→ Instructions to follow:
Among the entries, find each line that includes the string "Ctrl" and list it.

[Material provided — start]

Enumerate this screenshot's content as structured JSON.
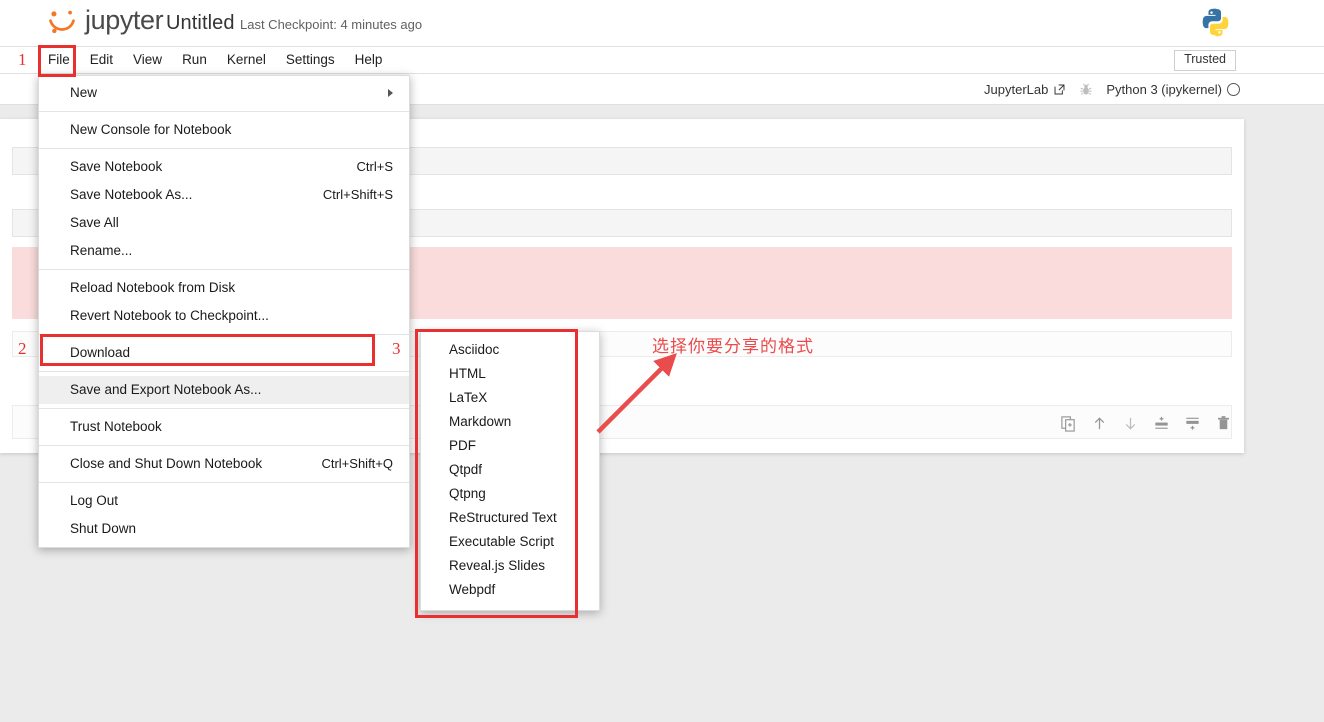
{
  "colors": {
    "annotation_red": "#e83030",
    "annotation_text_red": "#ea4b4b",
    "jupyter_orange": "#f37726",
    "error_cell_pink": "#fadcdc",
    "cell_gray": "#f5f5f5",
    "panel_gray": "#ebebeb"
  },
  "topbar": {
    "logo_icon": "jupyter-logo",
    "brand": "jupyter",
    "notebook_title": "Untitled",
    "checkpoint": "Last Checkpoint: 4 minutes ago",
    "python_logo_icon": "python-logo"
  },
  "menubar": {
    "items": [
      {
        "label": "File"
      },
      {
        "label": "Edit"
      },
      {
        "label": "View"
      },
      {
        "label": "Run"
      },
      {
        "label": "Kernel"
      },
      {
        "label": "Settings"
      },
      {
        "label": "Help"
      }
    ],
    "trusted_badge": "Trusted"
  },
  "kernelbar": {
    "jupyterlab_label": "JupyterLab",
    "jupyterlab_icon": "external-link-icon",
    "debug_icon": "bug-icon",
    "kernel_name": "Python 3 (ipykernel)",
    "kernel_status_icon": "kernel-idle-circle-icon"
  },
  "file_menu": {
    "groups": [
      [
        {
          "label": "New",
          "shortcut": "",
          "submenu": true
        }
      ],
      [
        {
          "label": "New Console for Notebook",
          "shortcut": "",
          "submenu": false
        }
      ],
      [
        {
          "label": "Save Notebook",
          "shortcut": "Ctrl+S",
          "submenu": false
        },
        {
          "label": "Save Notebook As...",
          "shortcut": "Ctrl+Shift+S",
          "submenu": false
        },
        {
          "label": "Save All",
          "shortcut": "",
          "submenu": false
        },
        {
          "label": "Rename...",
          "shortcut": "",
          "submenu": false
        }
      ],
      [
        {
          "label": "Reload Notebook from Disk",
          "shortcut": "",
          "submenu": false
        },
        {
          "label": "Revert Notebook to Checkpoint...",
          "shortcut": "",
          "submenu": false
        }
      ],
      [
        {
          "label": "Download",
          "shortcut": "",
          "submenu": false
        }
      ],
      [
        {
          "label": "Save and Export Notebook As...",
          "shortcut": "",
          "submenu": false,
          "active": true
        }
      ],
      [
        {
          "label": "Trust Notebook",
          "shortcut": "",
          "submenu": false
        }
      ],
      [
        {
          "label": "Close and Shut Down Notebook",
          "shortcut": "Ctrl+Shift+Q",
          "submenu": false
        }
      ],
      [
        {
          "label": "Log Out",
          "shortcut": "",
          "submenu": false
        },
        {
          "label": "Shut Down",
          "shortcut": "",
          "submenu": false
        }
      ]
    ]
  },
  "export_submenu": {
    "items": [
      {
        "label": "Asciidoc"
      },
      {
        "label": "HTML"
      },
      {
        "label": "LaTeX"
      },
      {
        "label": "Markdown"
      },
      {
        "label": "PDF"
      },
      {
        "label": "Qtpdf"
      },
      {
        "label": "Qtpng"
      },
      {
        "label": "ReStructured Text"
      },
      {
        "label": "Executable Script"
      },
      {
        "label": "Reveal.js Slides"
      },
      {
        "label": "Webpdf"
      }
    ]
  },
  "cell_toolbar": {
    "icons": [
      "duplicate-cell-icon",
      "move-cell-up-icon",
      "move-cell-down-icon",
      "insert-cell-above-icon",
      "insert-cell-below-icon",
      "delete-cell-icon"
    ]
  },
  "annotations": {
    "step1": "1",
    "step2": "2",
    "step3": "3",
    "note_cn": "选择你要分享的格式"
  }
}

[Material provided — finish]

→ Response:
          "shortcut": "Ctrl+S",
          "shortcut": "Ctrl+Shift+S",
          "shortcut": "Ctrl+Shift+Q",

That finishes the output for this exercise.